J. Raloff. E-cigarettes proving to be a danger to teensScience News. June 30, 2015.

J. Raloff and B. Mole. “Vaping may harm the lungs.” Science News for Students. May 29, 2015.

A. Bridges and J. Raloff. “Most students wrong on risks of smoking occasionally.” Science News for Students. February 4, 2015. 

J. Raloff. “E-cigarettes lower immunity to flu and other germs.” Science News. February 4, 2015.

J. Raloff. “E-cigarettes may inflame lungs as much as cigarettes do.” Science News. Vol. 186, July 12, 2014, p. 20.

J. Raloff. “Health risks of e-cigarettes emerge.” Science News. June 3, 2014.

J. Raloff. “FDA announces plans to regulate e-cigarettes and more.” Science News for Students, April 24, 2014.

J. Raloff. “E-cigarette makers focus on teens.” Science News for Students, April 17, 2014.

J. Raloff. “Poisonings linked to e-cigarettes.” Science News for Students, April 8, 2014.

N. Seppa. “E-cigarettes don’t help smokers quit, study finds.” Science News. Vol. 185, May 3, 2014, p. 16.

A.L. Mascarelli. “The dangerous rise of electronic cigarettes.” Science News for Students. March 19, 2014.

A.L. Mascarelli. “Explainer: What is a hookah?Science News for Students. March 19, 2014.

A.L. Mascarelli. “Explainer: What are e-cigarettes?Science News for Students. March 19, 2014.

J. Raloff. “Many teens try alternatives to cigarettes.” Science News for Students, November 29, 2013.

Original Meeting Source: I. Jaspers. Pulmonary effects of exposure to tobacco smoke and tobacco products. American Association for the Advancement of Science annual meeting. February 12, 2016.

Original Meeting Source: J. Zelikoff. Reproductive and developmental effects of exposure to emerging tobacco products. American Association for the Advancement of Science annual meeting. February 12, 2016.

Original Meeting Source: D. Conklin. Cardiovascular effects of exposure to tobacco products and harmful constituents. American Association for the Advancement of Science annual meeting. February 12, 2016.

Original Journal Source: T.A. Wills et al. Longitudinal study of e-cigarette use and onset of cigarette smoking among high school students in Hawaii. Tobacco Control.

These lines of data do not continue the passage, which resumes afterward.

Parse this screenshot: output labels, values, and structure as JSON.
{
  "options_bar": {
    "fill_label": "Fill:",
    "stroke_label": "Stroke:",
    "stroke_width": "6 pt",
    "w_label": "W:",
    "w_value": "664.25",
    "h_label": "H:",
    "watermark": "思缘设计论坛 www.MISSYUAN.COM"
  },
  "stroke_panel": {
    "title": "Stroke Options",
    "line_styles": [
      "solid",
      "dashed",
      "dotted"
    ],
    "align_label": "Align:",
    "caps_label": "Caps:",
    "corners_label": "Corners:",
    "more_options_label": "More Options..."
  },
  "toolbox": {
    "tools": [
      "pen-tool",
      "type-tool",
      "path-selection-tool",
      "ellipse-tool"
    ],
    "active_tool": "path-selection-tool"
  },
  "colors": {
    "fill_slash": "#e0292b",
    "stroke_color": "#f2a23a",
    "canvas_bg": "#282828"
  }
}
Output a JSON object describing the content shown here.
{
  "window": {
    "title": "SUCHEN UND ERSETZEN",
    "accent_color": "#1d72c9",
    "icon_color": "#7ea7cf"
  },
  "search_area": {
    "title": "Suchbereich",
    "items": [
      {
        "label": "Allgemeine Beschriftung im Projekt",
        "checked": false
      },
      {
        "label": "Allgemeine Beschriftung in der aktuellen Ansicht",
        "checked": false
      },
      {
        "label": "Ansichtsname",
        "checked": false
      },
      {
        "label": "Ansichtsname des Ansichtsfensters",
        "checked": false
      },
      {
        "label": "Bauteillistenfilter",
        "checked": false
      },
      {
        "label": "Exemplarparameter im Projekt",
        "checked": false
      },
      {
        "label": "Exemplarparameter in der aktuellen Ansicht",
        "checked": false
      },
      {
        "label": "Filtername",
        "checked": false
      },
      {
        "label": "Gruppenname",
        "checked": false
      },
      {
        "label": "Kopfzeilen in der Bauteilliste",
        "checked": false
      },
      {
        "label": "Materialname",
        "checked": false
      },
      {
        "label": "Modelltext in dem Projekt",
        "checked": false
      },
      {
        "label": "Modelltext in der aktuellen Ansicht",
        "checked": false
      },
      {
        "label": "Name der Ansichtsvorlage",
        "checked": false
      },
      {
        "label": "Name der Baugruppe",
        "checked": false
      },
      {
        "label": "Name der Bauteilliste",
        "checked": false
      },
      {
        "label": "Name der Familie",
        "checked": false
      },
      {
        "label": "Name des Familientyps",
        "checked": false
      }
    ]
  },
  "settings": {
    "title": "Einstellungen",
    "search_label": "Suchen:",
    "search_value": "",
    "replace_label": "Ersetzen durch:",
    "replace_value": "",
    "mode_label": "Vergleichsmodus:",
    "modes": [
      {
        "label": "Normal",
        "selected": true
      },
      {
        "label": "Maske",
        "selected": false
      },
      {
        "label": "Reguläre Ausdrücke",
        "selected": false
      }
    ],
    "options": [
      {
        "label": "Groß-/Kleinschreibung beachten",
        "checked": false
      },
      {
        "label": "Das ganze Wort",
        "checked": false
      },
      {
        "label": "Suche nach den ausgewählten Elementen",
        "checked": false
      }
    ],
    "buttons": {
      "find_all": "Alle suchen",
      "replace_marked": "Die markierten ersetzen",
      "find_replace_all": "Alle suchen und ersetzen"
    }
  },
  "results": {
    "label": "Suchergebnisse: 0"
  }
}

Published online January 26, 2016. doi:10.1136/tobaccocontrol-2015-052705.

Original Report Source: R.A. Arrazola et al. Tobacco use among middle and high school students — United States, 2011–2014. Morbidity and Mortality Weekly Report. Vol. 64, April 17, 2015, p. 381.